> optimization). The best way to upload a file to HDFS would be to do so
> from a node that does not run a DataNode, as this will ensure a random
> distribution of blocks. (Correct me if am wrong).
> >
> > 3. If I run a mapreduce job on the 3 GB file above, will there be any
> data
> > transfer between the nodes for the map phase? The optimizer will try to
> > assign tasks in a way that each node uses the locally available data, so
> > each Node will run the map function based on locally available data,
> right?
> > In the reduce phase, of course, the map outputs will be shuffled.
> Data transfer will occur only for non-local and rack-local map tasks
> (which are usually run when TaskTracker slots are unavailable for maps
> to run locally on them).
> >
> > I am asking these questions because in a recent test Map-reduce job I ran
> on
> > a 2.13 GB file (3 node cluster), the job competed in 40 s with
> > replication=3, but took 1 min 45 s with replication=1. What could be the
> > reason for this? Can network latency be a reason? The job is simply an
> > aggregation where map returns IntWritable(1)s and reduce just sums it up.
> The time delay here could be related to several things. One could be
> that with replication=1, only one DataNode had your blocks (since you
> uploaded from a node running the service, as pointed above).
> But the best way to see why would be to see how many of your map tasks
> on the whole, were local.
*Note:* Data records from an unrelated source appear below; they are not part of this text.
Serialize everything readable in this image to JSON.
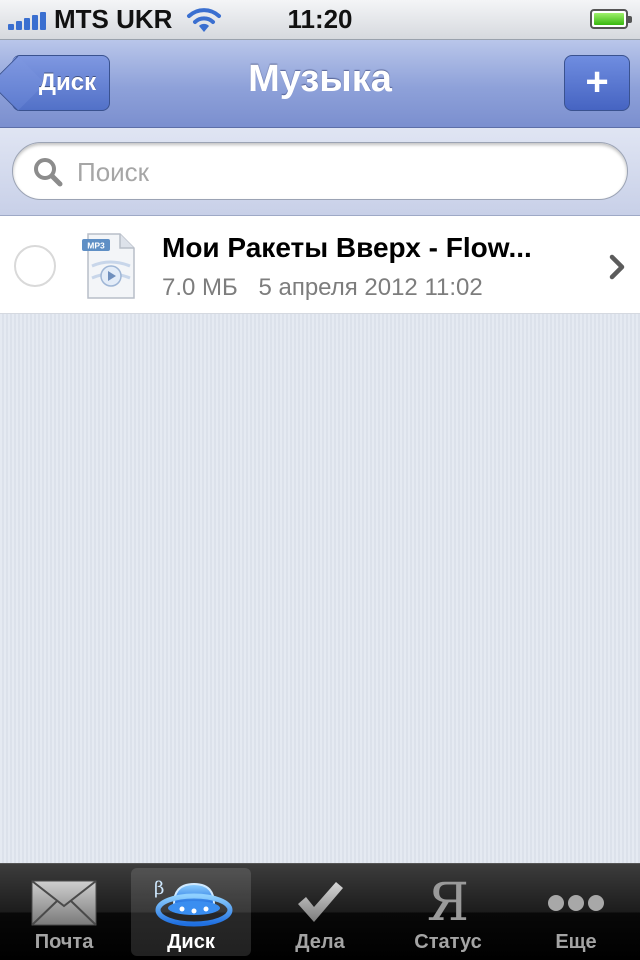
{
  "status_bar": {
    "carrier": "MTS UKR",
    "time": "11:20",
    "signal_bars": 5,
    "battery_level": 1.0,
    "icons": [
      "signal-bars-icon",
      "wifi-icon",
      "battery-icon"
    ]
  },
  "nav": {
    "back_label": "Диск",
    "title": "Музыка",
    "add_label": "+"
  },
  "search": {
    "placeholder": "Поиск",
    "value": ""
  },
  "files": [
    {
      "name": "Мои Ракеты Вверх - Flow...",
      "icon_badge": "MP3",
      "size": "7.0 МБ",
      "date": "5 апреля 2012 11:02"
    }
  ],
  "tab_bar": {
    "active": 1,
    "tabs": [
      {
        "label": "Почта",
        "icon": "envelope-icon"
      },
      {
        "label": "Диск",
        "icon": "ufo-icon",
        "badge": "β"
      },
      {
        "label": "Дела",
        "icon": "checkmark-icon"
      },
      {
        "label": "Статус",
        "icon": "ya-letter-icon",
        "glyph": "Я"
      },
      {
        "label": "Еще",
        "icon": "more-dots-icon"
      }
    ]
  },
  "colors": {
    "nav_bar": "#8ea1d9",
    "nav_button": "#5271c8",
    "background": "#dfe5ef",
    "tab_bar": "#1c1c1c",
    "active_tab_icon": "#2d7cf0"
  }
}
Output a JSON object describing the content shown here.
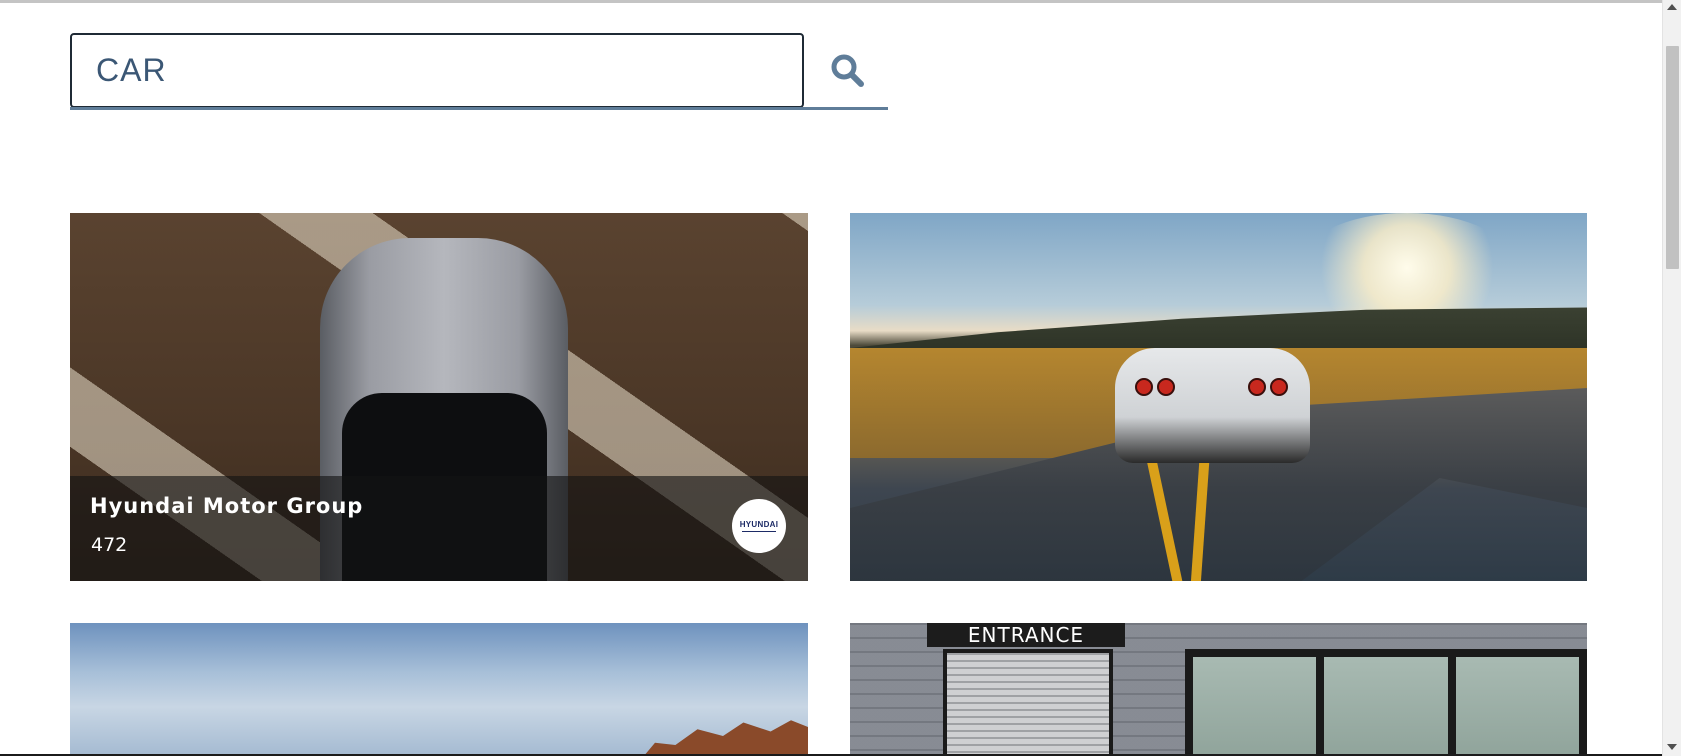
{
  "search": {
    "value": "CAR",
    "button_icon": "search-icon"
  },
  "colors": {
    "search_text": "#3b5775",
    "search_border": "#1f2a35",
    "search_underline": "#5f7d99",
    "overlay": "rgba(20,20,20,0.62)"
  },
  "cards": [
    {
      "title": "Hyundai Motor Group",
      "count": "472",
      "logo_text": "HYUNDAI",
      "image": "car-top-view-photo"
    },
    {
      "title": "",
      "count": "",
      "image": "sports-car-on-road-photo"
    },
    {
      "title": "",
      "count": "",
      "image": "sky-and-rocks-photo"
    },
    {
      "title": "",
      "count": "",
      "image": "building-entrance-photo",
      "sign_text": "ENTRANCE"
    }
  ]
}
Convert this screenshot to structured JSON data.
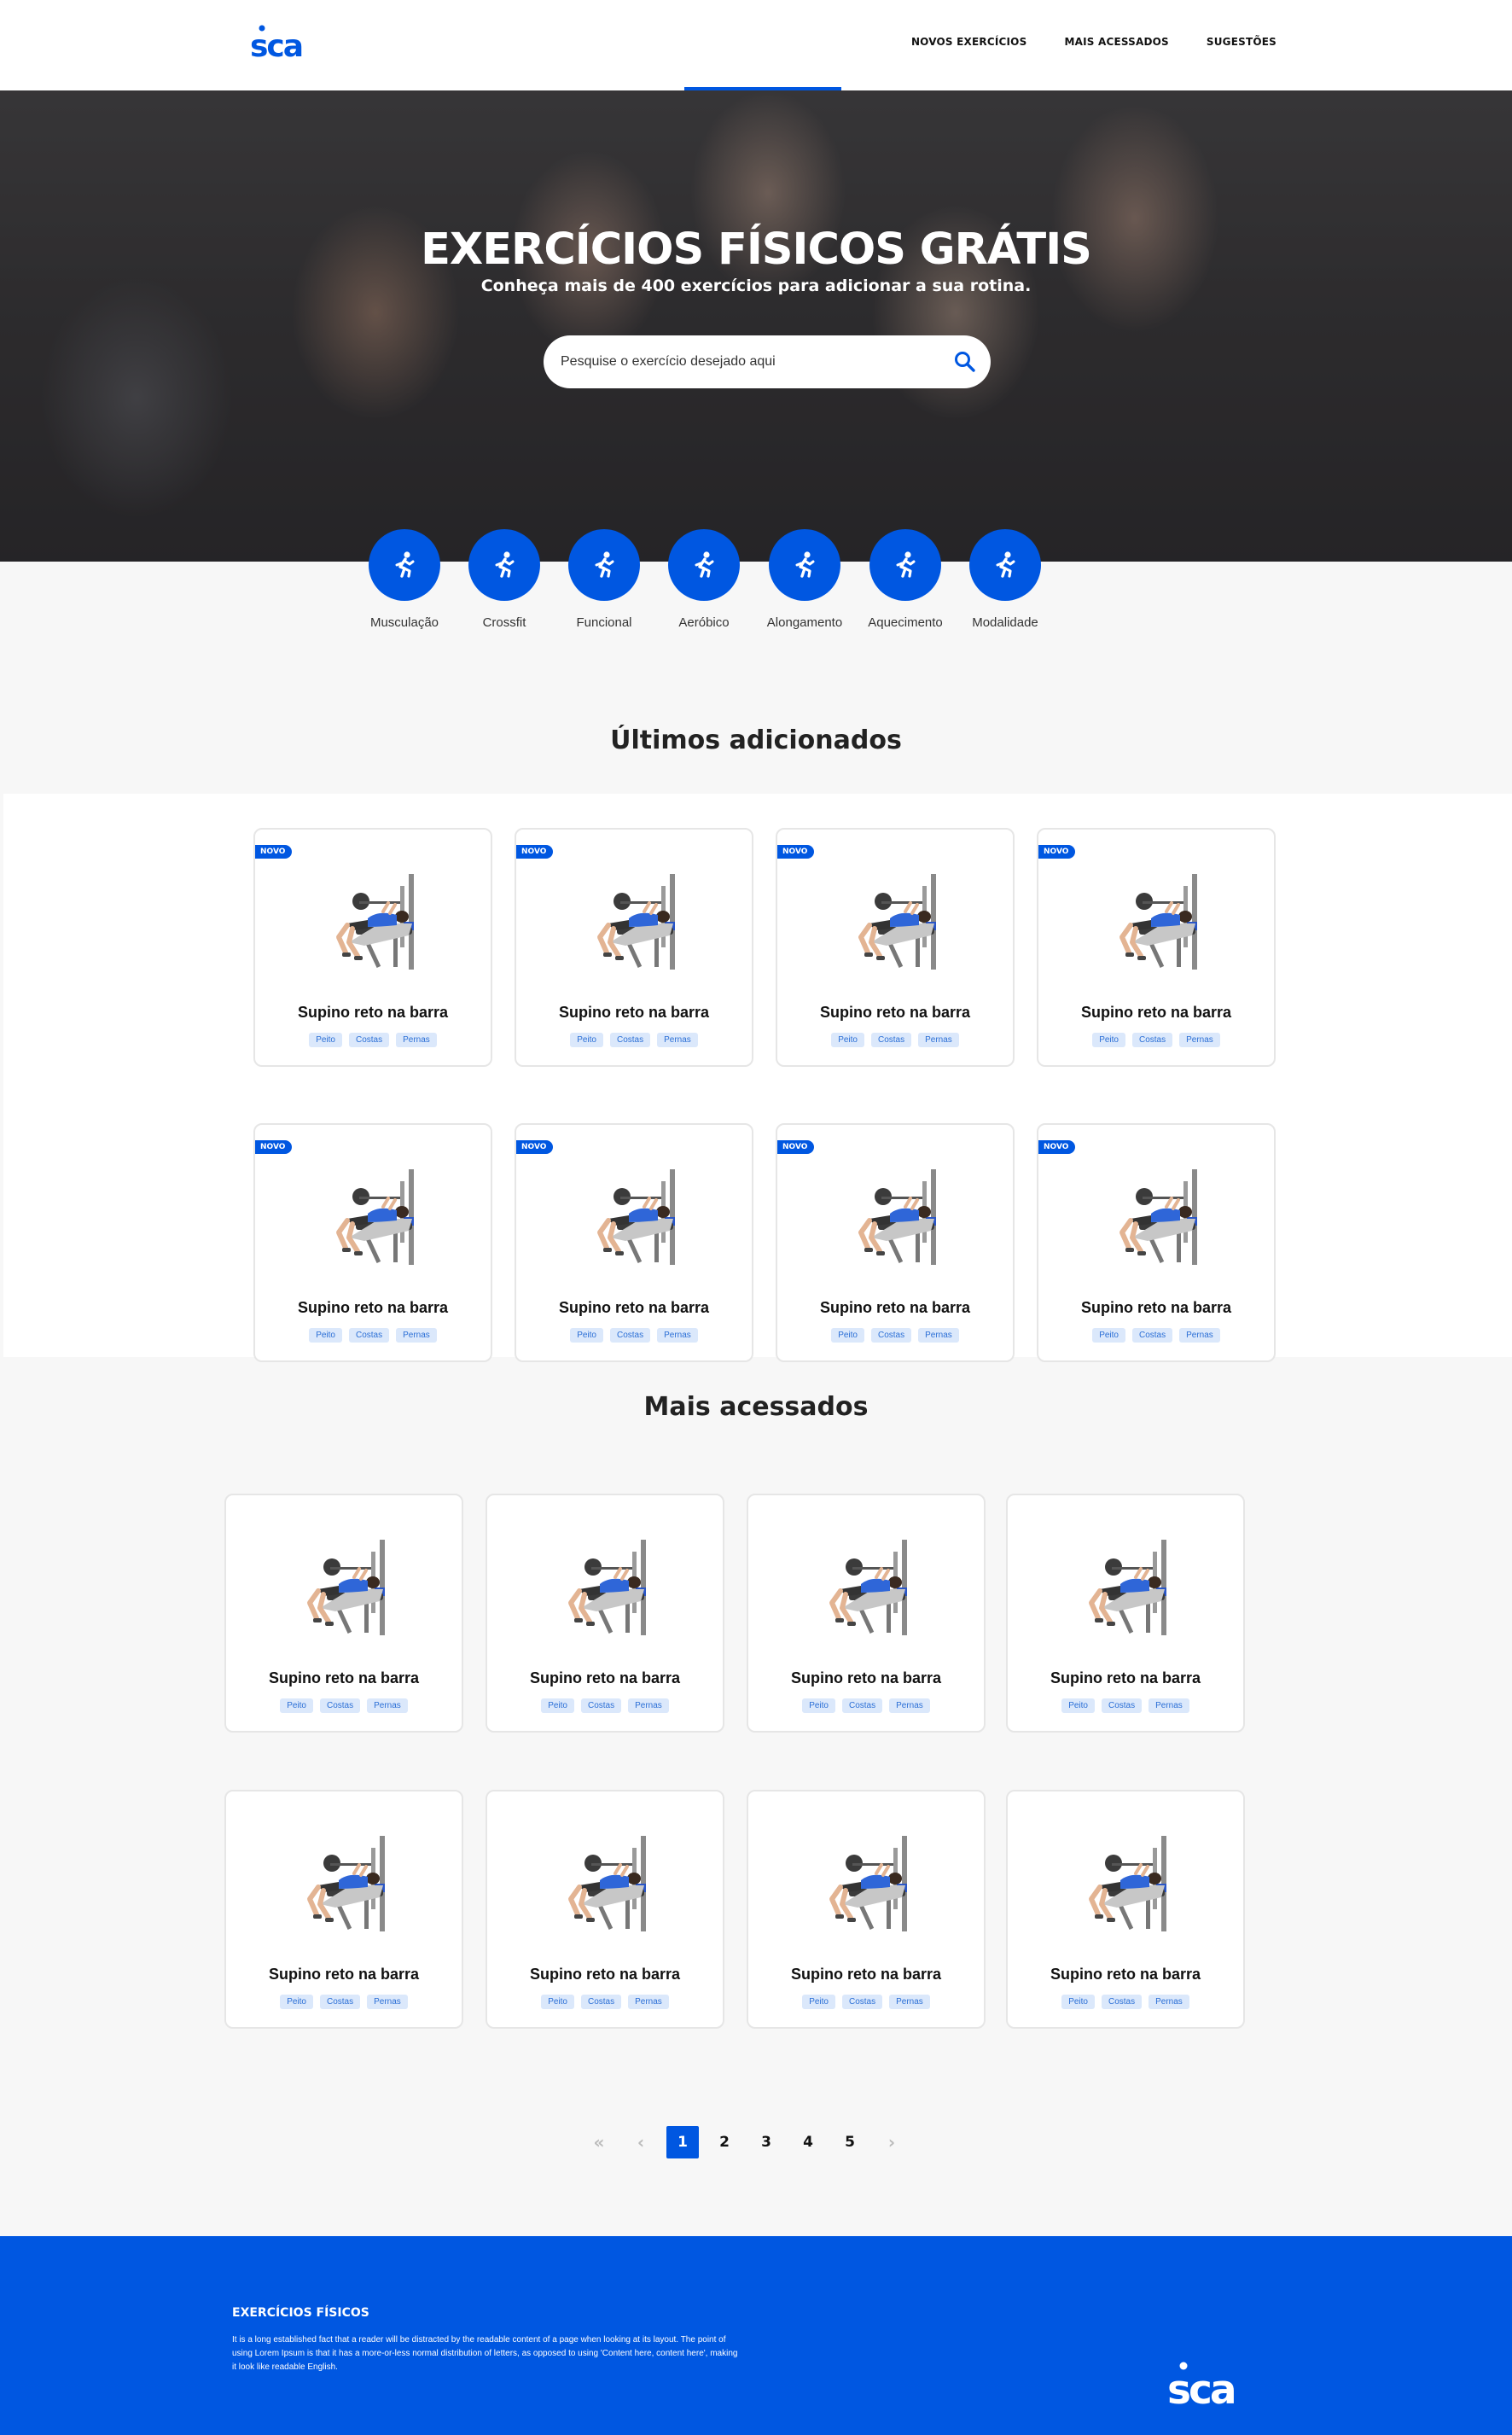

You can see this on the JobTracker Web UI as
> a counter (or on the CLI, after the job's succeeded).
> >
> > Thanks in advance,
> > Hari
> >
> --
> Harsh J
> www.harshj.com

Hari Shankar Sreekumar
Software Development Engineer
Clickable Inc.

Ph: +91-9968307501
Skype: hari.clickable

  • Unnamed multipart/alternative (inline, None, 0 bytes)
View raw message